The other thing that stood out for me tonight? Missed shots, but particularly the misses that just refused to go down no matter how close they came to doing so. There were layups, there were jumpers, runners, three-pointers. Seton Hall shot a very respectable 43 percent tonight, but of their 36 misses, I’d wager at least one-third of them were near-makes.
Another story of the game was how Marquette hit everything they tossed at the rim for three-quarters of the game (shooting an absurd 60 percent in the first half and keeping that percentage up until mid-second half), even some that were contested well, and the Pirates at times just couldn’t get the ball to fall through the rim. But, of course, such is basketball sometimes. What the Pirates could control, and failed to do, was…
3. Defense and Rebounding
You look at Marquette’s numbers coming in, and between their big three of Markus Howard, Andrew Rowsey and Sam Hauser, their totals and percentages are amazing, almost video-game-like. And Seton Hall had no answer for them, particularly from behind the three-point line. Howard finished with 32 points and missed just four shots all night long from anywhere (free throw line included). Hauser had 16 points and nailed four threes. Rowsey struggled overall (4-for-15) but was a sharp 3-for-6 from deep as well, ending up with 15 points himself.
“The biggest thing is you can’t let all three of them get going,” Willard said of defending the trio of sharpshooters. “When Hauser goes 4-for-6 (from three) and Howard and Rowsey go 7-for-12, you are going to have a really hard time beating them. I thought we had a good prep day yesterday. I thought we had a pretty good practice yesterday, but we got scrambling because we got beat off dribble penetration a lot.”
For a team that prides itself on defense, another troubling statistic was the Golden Eagles’ 42-32 edge in rebounding, with Hauser finishing with a double-double thanks to 10 boards and Matt Heldt (8) out-rebounding Angel Delgado (7). They scored 10 second-chance points to the Pirates’ five, which is usually where the Hall makes their bones.
Their defensive leader stepped up and spoke up afterwards.
“I’m going to take the blame for that,” senior forward Ish Sanogo said of the struggles tonight. “Being the defensive guy, I’ve got to come out with better energy. These guys, they follow my lead on defense, and I didn’t bring the right intensity. With a good shooting team like Marquette, if you let them get going, it’s hard to stop them, so I’m taking the blame on that one.”

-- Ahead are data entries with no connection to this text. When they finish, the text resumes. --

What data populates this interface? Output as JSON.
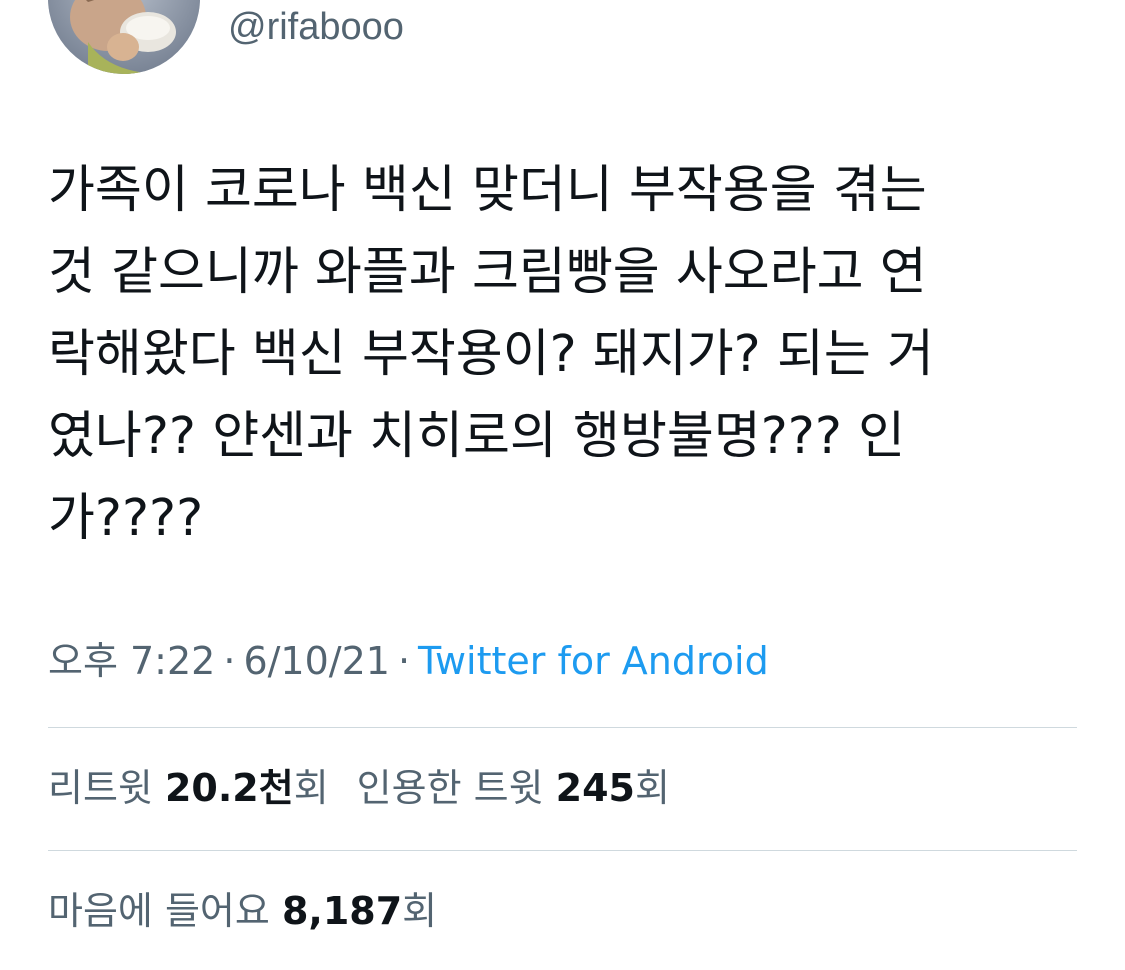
{
  "author": {
    "handle": "@rifabooo",
    "avatar_icon": "profile-photo"
  },
  "tweet": {
    "lines": [
      "가족이 코로나 백신 맞더니 부작용을 겪는",
      "것 같으니까 와플과 크림빵을 사오라고 연",
      "락해왔다 백신 부작용이? 돼지가? 되는 거",
      "였나?? 얀센과 치히로의 행방불명??? 인",
      "가????"
    ]
  },
  "meta": {
    "time": "오후 7:22",
    "separator": "·",
    "date": "6/10/21",
    "source": "Twitter for Android"
  },
  "stats": {
    "retweets_label": "리트윗",
    "retweets_value": "20.2천",
    "retweets_unit": "회",
    "quotes_label": "인용한 트윗",
    "quotes_value": "245",
    "quotes_unit": "회",
    "likes_label": "마음에 들어요",
    "likes_value": "8,187",
    "likes_unit": "회"
  },
  "colors": {
    "text": "#0f1419",
    "secondary": "#536471",
    "link": "#1d9bf0",
    "divider": "#cfd9de"
  }
}
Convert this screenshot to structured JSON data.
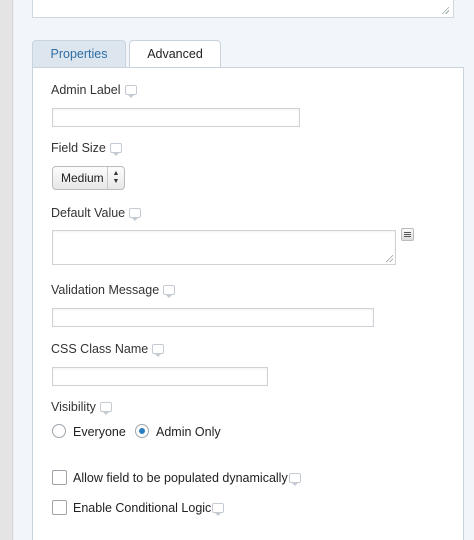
{
  "tabs": [
    {
      "label": "Properties",
      "active": false
    },
    {
      "label": "Advanced",
      "active": true
    }
  ],
  "fields": {
    "admin_label": {
      "label": "Admin Label",
      "value": ""
    },
    "field_size": {
      "label": "Field Size",
      "selected": "Medium"
    },
    "default_value": {
      "label": "Default Value",
      "value": ""
    },
    "validation_message": {
      "label": "Validation Message",
      "value": ""
    },
    "css_class_name": {
      "label": "CSS Class Name",
      "value": ""
    },
    "visibility": {
      "label": "Visibility",
      "options": [
        {
          "label": "Everyone",
          "checked": false
        },
        {
          "label": "Admin Only",
          "checked": true
        }
      ]
    },
    "populate_dynamically": {
      "label": "Allow field to be populated dynamically",
      "checked": false
    },
    "conditional_logic": {
      "label": "Enable Conditional Logic",
      "checked": false
    }
  },
  "icons": {
    "tooltip": "tooltip-icon",
    "merge_tag": "merge-tag-icon",
    "select_arrows": "updown-arrows-icon"
  },
  "colors": {
    "accent": "#2b7fc1",
    "tab_link": "#2e6ea5",
    "panel_bg": "#f2f6fb"
  }
}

A fellow senior put it more bluntly.
“Our defense sucked today,” Desi Rodriguez, who led the Hall with 21 points, quipped. “It was definitely not our best effort, one through five, whoever was on the floor. We weren’t able to get out (in transition), because we weren’t rebounding, and play our game. That was the downfall of this game today.”
4. “Where Do We Go? Where Do We Go Now?”
To quote Axl Rose, where do the Pirates go from here, seemingly at a crossroads?
For starters, let’s look at the sobering facts: Four of the next five games are road games for the Pirates: at Georgetown (a must-win no matter what now), at Xavier, a home date with DePaul, then at Providence and at St. John’s. And after that? They close the year with two home games, but against Villanova and Butler (a team that’s always given them trouble). It does not get any easier for the Hall the rest of the way.
The only way for the Pirates to be able to rectify a failure to protect their home floor? Get it back on the road.
“We understand where we are,” Willard said. “This was a tough loss, but we have to go on the road now and fight like we did last year. We did a good job last year of scrapping and fighting our way back and now we have to go on the road and do the same thing.”
For such a senior-laden team, I don’t think anyone -- the team included -- thought they would be in this position. Sanogo was asked postgame about two years ago, when the Pirates, also at a similar point in their season, held a players-only meeting led by then-senior guard Derrick Gordon, after which they turned their season around.
Sanogo’s reply? “I don’t think it’s time to hit the panic button just yet.”